Market Memo: Hong Kong and Singapore shrug off China slowdown
While the eurozone recession has cut into growth in China and other Asian countries, a recent visit to Hong Kong and Singapore found a high level of activity and optimism about the future. Unemployment remains extremely low, growth is accelerating and the real-estate markets are very robust in these two major Southeast Asian financial centers—reasons both continue to merit significant overweights in our international portfolios.
In Hong Kong, commercial rents are at record highs, bolstered by a negligible 4% vacancy rate in the prime business district and little new office supply coming on line the next several years. Home prices also are at new highs, aided by mainland Chinese buyers who represent nearly 20% of Hong Kong’s residential market and spent almost $1 billion there last year.

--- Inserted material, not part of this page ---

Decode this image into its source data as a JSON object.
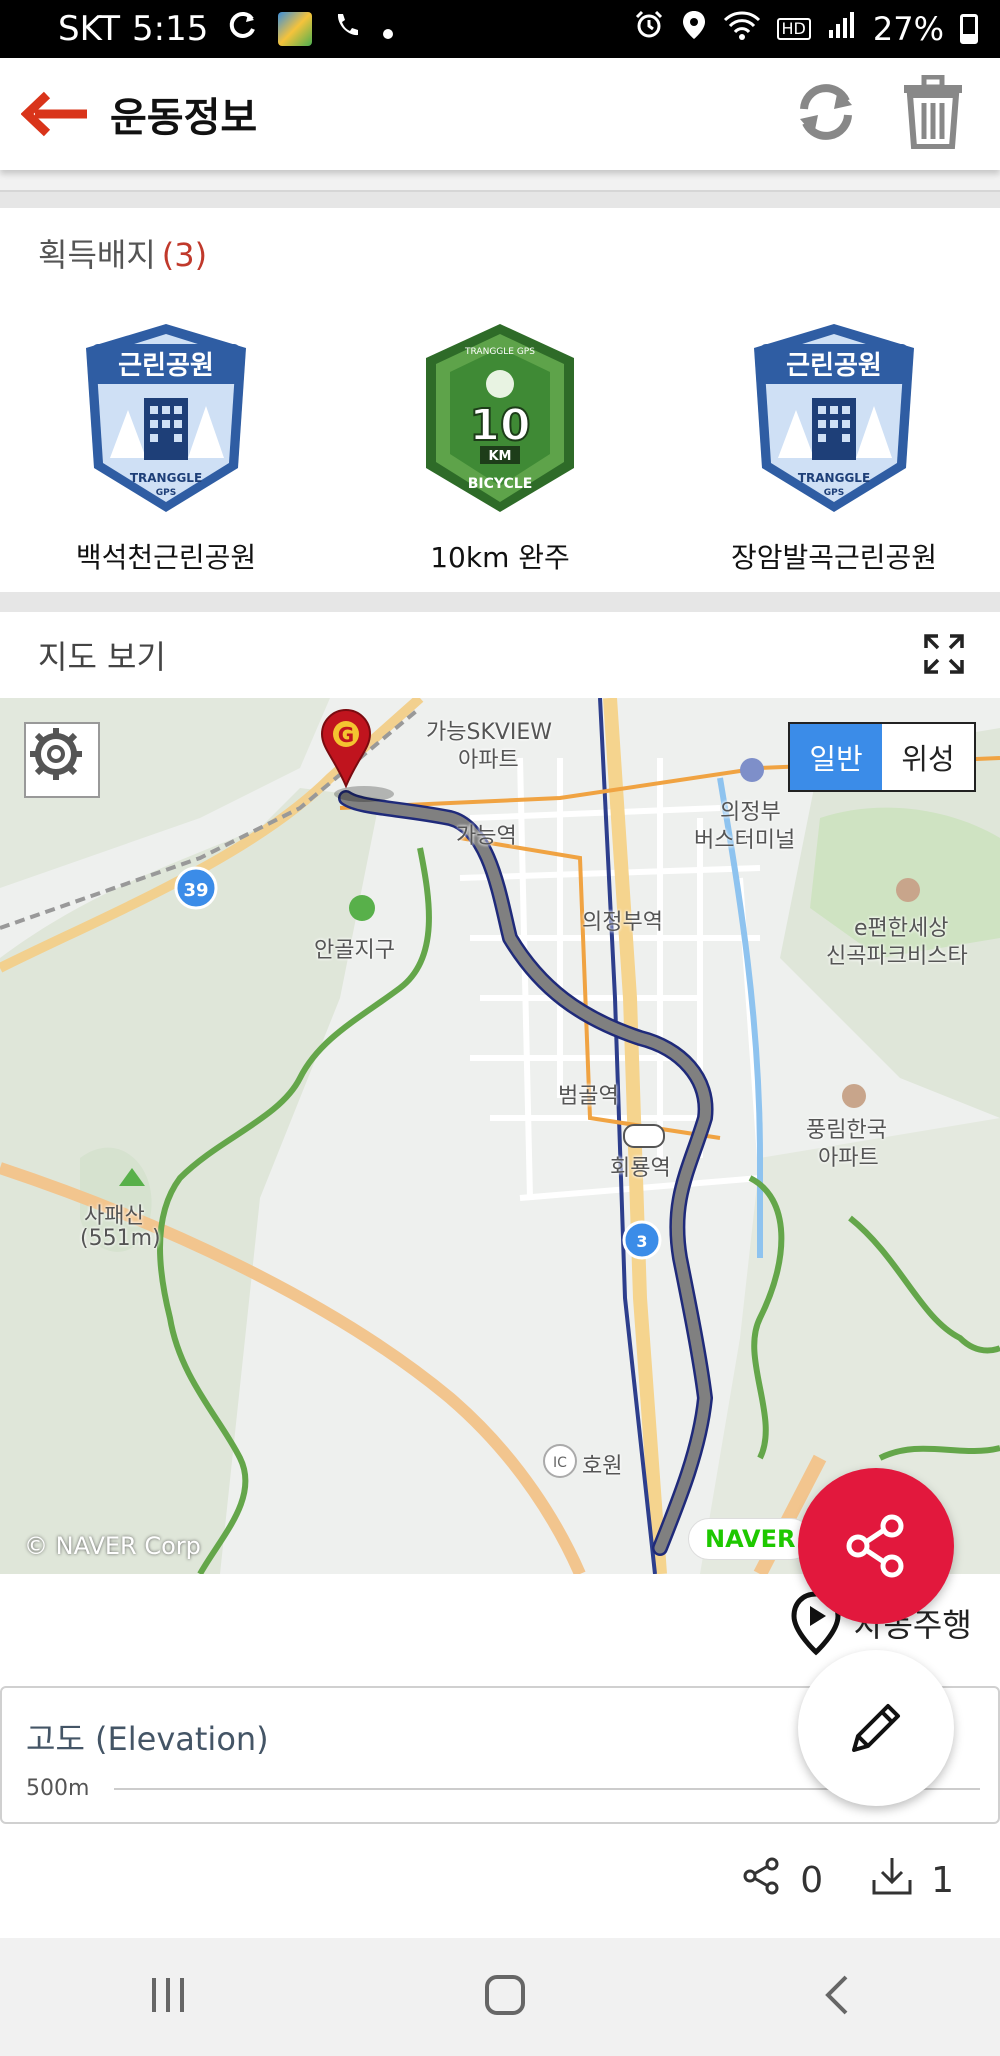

Supply-and-demand metrics should continue to buttress prices the next several years, with demand projected at 20,000 units annually through 2015, versus the 12,000 units expected to become available each of the next three years.

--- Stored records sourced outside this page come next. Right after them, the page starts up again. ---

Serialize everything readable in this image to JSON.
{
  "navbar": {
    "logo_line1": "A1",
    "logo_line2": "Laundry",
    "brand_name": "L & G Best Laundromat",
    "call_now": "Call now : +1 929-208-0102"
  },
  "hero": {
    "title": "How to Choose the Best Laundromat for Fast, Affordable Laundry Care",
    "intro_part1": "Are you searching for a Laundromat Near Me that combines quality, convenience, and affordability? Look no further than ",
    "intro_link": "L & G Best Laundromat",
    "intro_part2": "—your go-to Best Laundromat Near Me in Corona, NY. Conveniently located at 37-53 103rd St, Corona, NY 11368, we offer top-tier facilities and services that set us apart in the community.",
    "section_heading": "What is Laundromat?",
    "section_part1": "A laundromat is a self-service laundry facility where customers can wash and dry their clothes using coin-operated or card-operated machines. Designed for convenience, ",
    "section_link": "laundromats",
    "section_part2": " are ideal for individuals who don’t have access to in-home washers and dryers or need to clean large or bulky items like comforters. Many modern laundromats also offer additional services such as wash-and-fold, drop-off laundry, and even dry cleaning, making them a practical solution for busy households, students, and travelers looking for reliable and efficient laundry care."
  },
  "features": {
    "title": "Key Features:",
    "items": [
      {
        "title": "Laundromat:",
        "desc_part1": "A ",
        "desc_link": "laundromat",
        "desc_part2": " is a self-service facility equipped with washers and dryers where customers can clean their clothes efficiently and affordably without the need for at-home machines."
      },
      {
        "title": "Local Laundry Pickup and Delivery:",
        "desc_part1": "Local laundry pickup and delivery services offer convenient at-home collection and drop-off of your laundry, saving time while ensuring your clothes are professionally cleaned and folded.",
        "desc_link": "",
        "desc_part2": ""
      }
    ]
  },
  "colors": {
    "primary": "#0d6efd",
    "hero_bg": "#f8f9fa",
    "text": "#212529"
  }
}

The scenario is much the same in Singapore, where residential property prices are touching new highs amid rising demand. In September alone, new-home sales jumped 84% from August and were up 46% year-over-year. For the full year, we expect new-home sales in Singapore to reach 21,000 units, up 30% from 2011.
Extremely low interest rates, combined with surging rental demand (and thus rents), are helping drive the Hong Kong and Singapore property markets, creating a positive and widening spread between rental property yields and government bonds. Other factors include unemployment rates of 3% in Hong Kong and 2% in Singapore; rising “upgrade” demand from commercial and residential tenants; and favorable changes in regional demographics. Singapore, for example, added 100,000 new foreign workers in 2011, the majority in high-paying professional jobs.

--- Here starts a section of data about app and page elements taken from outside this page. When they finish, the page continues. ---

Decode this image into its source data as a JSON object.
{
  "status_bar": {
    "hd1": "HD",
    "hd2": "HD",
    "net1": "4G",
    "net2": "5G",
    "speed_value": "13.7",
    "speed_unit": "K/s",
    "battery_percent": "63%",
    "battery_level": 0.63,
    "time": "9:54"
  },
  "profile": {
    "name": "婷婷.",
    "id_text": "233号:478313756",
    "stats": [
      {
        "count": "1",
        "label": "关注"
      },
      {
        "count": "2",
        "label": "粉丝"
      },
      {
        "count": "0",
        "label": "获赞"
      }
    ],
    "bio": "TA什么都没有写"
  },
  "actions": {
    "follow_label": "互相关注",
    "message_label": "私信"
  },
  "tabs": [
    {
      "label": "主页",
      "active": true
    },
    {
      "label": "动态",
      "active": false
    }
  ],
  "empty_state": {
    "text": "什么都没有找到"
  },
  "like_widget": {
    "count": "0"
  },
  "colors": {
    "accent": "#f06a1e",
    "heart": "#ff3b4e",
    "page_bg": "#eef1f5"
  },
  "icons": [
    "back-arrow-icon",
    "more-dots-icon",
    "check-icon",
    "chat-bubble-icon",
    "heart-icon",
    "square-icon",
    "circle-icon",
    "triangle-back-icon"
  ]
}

To be sure, the protracted crisis in Europe has been a drag on these and other trade-dependent Asian economies. However, in Hong Kong, both imports and exports rebounded somewhat in August—the most recent month available—as a pickup in demand from China and Japan outpaced the drop-off from Europe, ending two months of trade contraction. And in Singapore, August’s headline inflation hit a nearly two-year low, clearing the way for monetary authorities to potentially relax policy and ease currency appreciation. Such a move should bolster real GDP growth, which Consensus Economics already is forecasting will rise to 3.6% in both Singapore and Hong Kong next year.